DDoS attacks explained

ddos attack - cover

Data breaches and ransomware attacks may make the headlines, but DDoS attacks are equally deadly. In this post, we’ll look at what these attacks are and how you can defend against them.

What are DDoS attacks?

The acronym stands for Distributed Denial of Service. With this form of cybercrime, the objective is to overwhelm the servers of a site or network. There are various ways to accomplish this goal, but the result is the same. The website or service becomes unavailable for legitimate users.

How do these attacks work?

Generally speaking, bad actors use a botnet army to send service requests or bad packets of data to the servers. The botnet army consists of a range of computers, phones, and other devices under the control of the bad actor.

Many botnets consist of internet-connected devices infected with malware.

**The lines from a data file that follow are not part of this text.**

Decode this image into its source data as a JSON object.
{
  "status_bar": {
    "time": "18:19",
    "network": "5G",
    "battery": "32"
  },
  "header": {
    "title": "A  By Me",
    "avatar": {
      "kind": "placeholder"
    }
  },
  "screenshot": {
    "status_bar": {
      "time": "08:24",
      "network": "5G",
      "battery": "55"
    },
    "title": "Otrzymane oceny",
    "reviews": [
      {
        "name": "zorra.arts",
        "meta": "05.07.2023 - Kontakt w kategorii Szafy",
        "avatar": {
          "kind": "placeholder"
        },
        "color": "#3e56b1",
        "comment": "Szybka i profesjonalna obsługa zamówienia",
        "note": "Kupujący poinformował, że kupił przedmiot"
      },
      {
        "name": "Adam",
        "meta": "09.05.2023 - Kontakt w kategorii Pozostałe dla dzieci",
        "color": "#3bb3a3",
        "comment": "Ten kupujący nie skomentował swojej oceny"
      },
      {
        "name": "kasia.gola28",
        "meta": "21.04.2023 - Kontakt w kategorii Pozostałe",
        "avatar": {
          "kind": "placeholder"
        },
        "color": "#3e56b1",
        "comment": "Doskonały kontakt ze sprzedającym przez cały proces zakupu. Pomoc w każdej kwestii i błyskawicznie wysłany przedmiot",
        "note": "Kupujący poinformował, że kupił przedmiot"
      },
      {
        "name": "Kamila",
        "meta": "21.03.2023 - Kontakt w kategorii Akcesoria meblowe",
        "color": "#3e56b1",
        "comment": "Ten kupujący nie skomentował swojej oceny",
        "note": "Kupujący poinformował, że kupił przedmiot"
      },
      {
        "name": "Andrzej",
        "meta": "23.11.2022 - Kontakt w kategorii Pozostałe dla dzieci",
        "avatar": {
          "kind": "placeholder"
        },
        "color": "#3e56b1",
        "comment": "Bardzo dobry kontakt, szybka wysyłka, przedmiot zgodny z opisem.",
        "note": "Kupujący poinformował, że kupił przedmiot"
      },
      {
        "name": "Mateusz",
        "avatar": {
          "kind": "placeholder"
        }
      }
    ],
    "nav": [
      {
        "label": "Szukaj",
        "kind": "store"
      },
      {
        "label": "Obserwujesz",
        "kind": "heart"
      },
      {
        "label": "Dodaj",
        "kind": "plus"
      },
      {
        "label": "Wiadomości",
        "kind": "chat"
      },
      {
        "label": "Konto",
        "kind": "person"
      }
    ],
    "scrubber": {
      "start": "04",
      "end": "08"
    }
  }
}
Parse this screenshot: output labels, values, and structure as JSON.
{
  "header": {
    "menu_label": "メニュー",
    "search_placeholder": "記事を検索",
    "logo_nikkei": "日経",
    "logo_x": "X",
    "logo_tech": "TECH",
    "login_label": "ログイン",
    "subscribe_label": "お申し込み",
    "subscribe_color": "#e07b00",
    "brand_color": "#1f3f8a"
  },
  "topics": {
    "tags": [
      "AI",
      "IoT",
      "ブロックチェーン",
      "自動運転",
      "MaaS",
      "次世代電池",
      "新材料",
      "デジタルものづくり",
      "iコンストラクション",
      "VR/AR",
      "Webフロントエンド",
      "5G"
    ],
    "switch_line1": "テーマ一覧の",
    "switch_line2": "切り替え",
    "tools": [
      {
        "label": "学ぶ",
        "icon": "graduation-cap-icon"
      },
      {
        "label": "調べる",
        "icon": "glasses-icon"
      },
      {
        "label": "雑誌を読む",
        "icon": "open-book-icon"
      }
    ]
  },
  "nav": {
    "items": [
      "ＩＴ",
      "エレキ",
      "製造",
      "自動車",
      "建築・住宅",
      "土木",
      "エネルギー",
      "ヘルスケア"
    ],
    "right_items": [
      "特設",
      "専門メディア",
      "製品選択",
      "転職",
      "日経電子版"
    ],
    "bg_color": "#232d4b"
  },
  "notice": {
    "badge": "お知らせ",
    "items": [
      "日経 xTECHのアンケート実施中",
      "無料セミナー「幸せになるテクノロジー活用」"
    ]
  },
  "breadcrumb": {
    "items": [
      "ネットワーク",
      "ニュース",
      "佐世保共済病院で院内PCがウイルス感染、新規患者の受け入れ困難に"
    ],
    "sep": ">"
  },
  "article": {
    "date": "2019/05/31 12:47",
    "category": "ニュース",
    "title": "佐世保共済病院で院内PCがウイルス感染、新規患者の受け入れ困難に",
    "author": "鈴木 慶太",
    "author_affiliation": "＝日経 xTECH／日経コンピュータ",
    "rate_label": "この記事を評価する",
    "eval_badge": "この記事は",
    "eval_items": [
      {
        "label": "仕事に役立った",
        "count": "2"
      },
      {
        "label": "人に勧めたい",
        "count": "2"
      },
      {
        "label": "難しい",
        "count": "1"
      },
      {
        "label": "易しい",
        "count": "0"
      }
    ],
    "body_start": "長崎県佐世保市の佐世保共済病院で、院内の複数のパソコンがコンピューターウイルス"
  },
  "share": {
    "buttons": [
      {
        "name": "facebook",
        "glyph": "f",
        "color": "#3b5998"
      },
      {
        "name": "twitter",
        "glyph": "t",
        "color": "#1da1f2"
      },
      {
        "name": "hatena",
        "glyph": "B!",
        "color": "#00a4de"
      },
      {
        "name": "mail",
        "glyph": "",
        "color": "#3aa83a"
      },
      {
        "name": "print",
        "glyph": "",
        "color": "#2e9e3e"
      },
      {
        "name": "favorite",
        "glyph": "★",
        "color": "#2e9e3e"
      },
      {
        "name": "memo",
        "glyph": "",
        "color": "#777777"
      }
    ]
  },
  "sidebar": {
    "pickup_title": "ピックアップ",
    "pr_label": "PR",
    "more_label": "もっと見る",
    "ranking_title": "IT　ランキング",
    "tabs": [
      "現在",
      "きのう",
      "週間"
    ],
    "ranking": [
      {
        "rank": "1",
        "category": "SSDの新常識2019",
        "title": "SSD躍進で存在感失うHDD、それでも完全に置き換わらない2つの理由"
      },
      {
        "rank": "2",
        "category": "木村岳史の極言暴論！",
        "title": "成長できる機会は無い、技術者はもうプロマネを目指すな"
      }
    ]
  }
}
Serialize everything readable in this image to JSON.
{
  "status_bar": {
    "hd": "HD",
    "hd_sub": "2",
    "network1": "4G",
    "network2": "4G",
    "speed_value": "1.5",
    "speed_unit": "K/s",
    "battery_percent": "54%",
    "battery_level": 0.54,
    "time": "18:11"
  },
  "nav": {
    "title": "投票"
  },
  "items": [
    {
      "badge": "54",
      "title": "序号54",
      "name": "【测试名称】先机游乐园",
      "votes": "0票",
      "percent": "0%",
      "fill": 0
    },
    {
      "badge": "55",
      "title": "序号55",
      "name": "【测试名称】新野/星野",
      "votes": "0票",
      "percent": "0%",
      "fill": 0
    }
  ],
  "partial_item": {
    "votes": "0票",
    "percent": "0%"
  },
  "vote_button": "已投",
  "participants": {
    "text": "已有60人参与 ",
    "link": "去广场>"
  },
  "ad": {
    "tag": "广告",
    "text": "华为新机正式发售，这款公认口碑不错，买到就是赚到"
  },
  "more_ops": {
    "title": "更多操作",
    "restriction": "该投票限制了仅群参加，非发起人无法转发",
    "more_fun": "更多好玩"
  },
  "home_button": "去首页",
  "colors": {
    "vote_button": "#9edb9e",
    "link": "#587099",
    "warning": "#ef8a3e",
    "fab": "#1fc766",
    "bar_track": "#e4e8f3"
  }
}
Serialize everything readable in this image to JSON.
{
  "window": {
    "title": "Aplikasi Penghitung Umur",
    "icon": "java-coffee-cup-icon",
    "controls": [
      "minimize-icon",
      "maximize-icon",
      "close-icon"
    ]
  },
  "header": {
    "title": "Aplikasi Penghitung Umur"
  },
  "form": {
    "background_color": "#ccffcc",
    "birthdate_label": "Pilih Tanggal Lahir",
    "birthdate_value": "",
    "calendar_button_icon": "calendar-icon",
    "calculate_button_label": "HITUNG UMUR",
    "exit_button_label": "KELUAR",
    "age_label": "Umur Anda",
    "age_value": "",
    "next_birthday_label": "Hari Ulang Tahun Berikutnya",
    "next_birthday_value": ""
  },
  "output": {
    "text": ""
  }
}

The owners may not even be aware that their devices are being used in this manner. The Internet of Things is also a contributory factor. Unsecured IoT devices are easy to hack, giving bad actors access to another tool to use.

What’s the point?

The point is to crash a website and perhaps cripple a company. Sometimes a bad actor does this purely out of malicious intent. However, it’s more common for there to be a financial motive. The hacker may demand a ransom to halt the attack. Competitors may hire the botnet army to damage a firm’s business and reputation.

What are the signs of these attacks?

What makes these assaults so dangerous is that the signs mimic problems such as slow connections and viruses. You might find:

  • That it’s difficult or slow to access files remotely or locally
  • That it’s hard to access your website
  • That your website crashes
  • That significantly more traffic than usual goes to the site

How do you protect yourself from such attacks?

A botnet attack initially may resemble little more than an abnormal surge in traffic. Differentiating between legitimate traffic and assault is crucial. Many anti-DDoS software providers now use artificial intelligence to identify patterns that could indicate attacks.

These programs are crucial because they give you an early warning. Speed is your best defense. Businesses must have a clear recovery plan in place to enable quick recovery.

Your first step is to contact your internet service provider and inform the provider of the attack. The provider will assist in managing the traffic. This is most commonly done through Black Hole Routing. The technique will prevent your site from crashing, but you’ll lose all legitimate traffic as well.

It’s a short-term solution but will buy you time to improve security. You may do this by:

  • Rate Limiting: This limits how many requests your server accepts during a particular period. The downside is that legitimate requests are also curtailed.
  • Web Application Firewall: This entails placing a firewall between the server and the internet. Think of it as an additional layer of protection. It filters requests based on custom rules. A WAF is useful in identifying damaged packets and DDoS tools.  
  • Anycast Network Diffusion: This method entails scattering traffic across a network of servers. Diffusing the traffic dilutes the negative impact and weakens the attack. It could also slow legitimate traffic a little, but that’s a small price to pay.  
  • Having Backups: Having backup servers and a backup network to take the pressure off is one way of mitigating the impact of the attack.

But you need not worry. Some or all of these features/solutions are included in quality hosting packages such as our recommended best web hosting Australia, best web hosting Canada, and best hosting UK ones. Prime examples include Succuri for Cloudways, firewalls of Hostinger & SiteGround, ProtectionPower for HostPapa, Geo IP blocking with Kinsta.

Final Notes

DDoS attacks may strike at any time. Smaller businesses may feel that they’re not a worthy target, but this isn’t true. A small enterprise usually presents a soft target. The bad actor makes smaller amounts but puts in far less effort. Your best defense is to make use of software that can raise the alarm early. You may then limit the damage through speedy action.